Howard University has received a $2 million grant to digitize a collection of Black newspaper archives to make them available for researchers and the general public, ABC News reports.

The Jonathan Logan Family Foundation, which supports social justice causes in journalism and the arts, awarded the grant to Howard.

Dating back to the 1970s, the Black Press Archives contains over 2,000 newspaper titles from the U.S., countries in Africa, and the Caribbean. Additionally, the collection includes well-known, progressive Black U.S. papers like the New York Amsterdam News and the Chicago Defender as well as publications written in Xhosa, Kiswahili, and French.

Nikole Hannah-Jones, the founder of the Center for Journalism & Democracy at Howard and EBONY Power 100 awardee, said that having access to the Black papers helps us to get a better understanding of what’s taking place in the Black diaspora today.

“We will be able to go back and look at these archives and these newspapers and the way the Black press was covering the world and have a greater understanding of who we are as a society, who we were back then, and who we are now," she said. “Right now, we really are only getting a very narrow part of the story, and that is the part of the story told through power and through the ruling class.”

Benjamin Talton, director of Howard’s Moorland-Spingarn Research Center which houses the archives noted that most of the collection has been inaccessible to the public due to only a small percentage of materials being microfilmed and the physical copies are extremely fragile.

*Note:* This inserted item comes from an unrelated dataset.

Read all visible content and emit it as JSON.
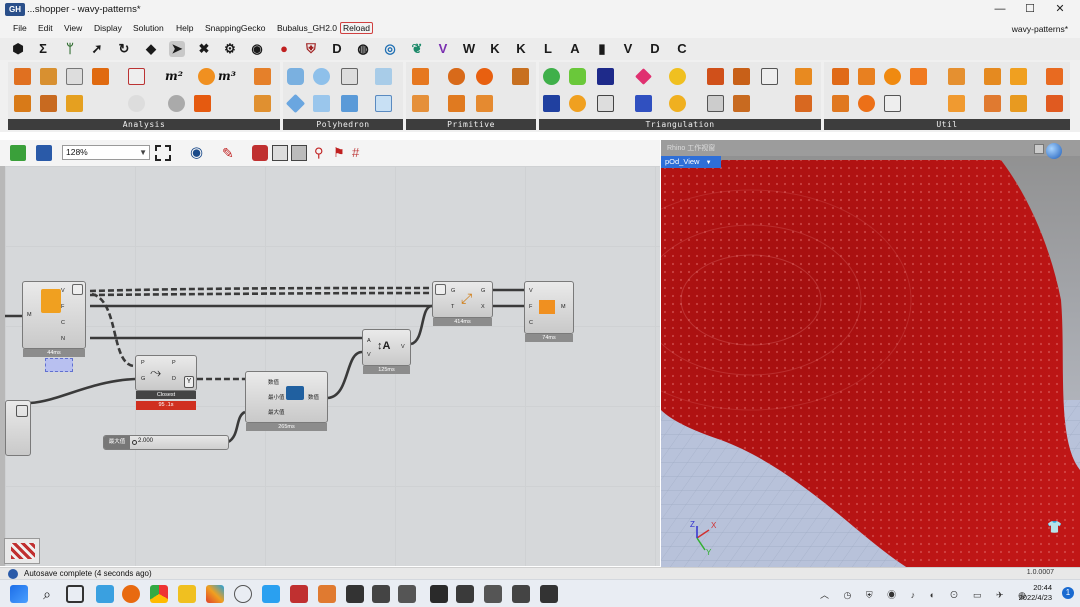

“Once digitized, Howard’s Black Press Archive will be the largest, most diverse, and the world’s most accessible Black newspaper database,” he said in an email.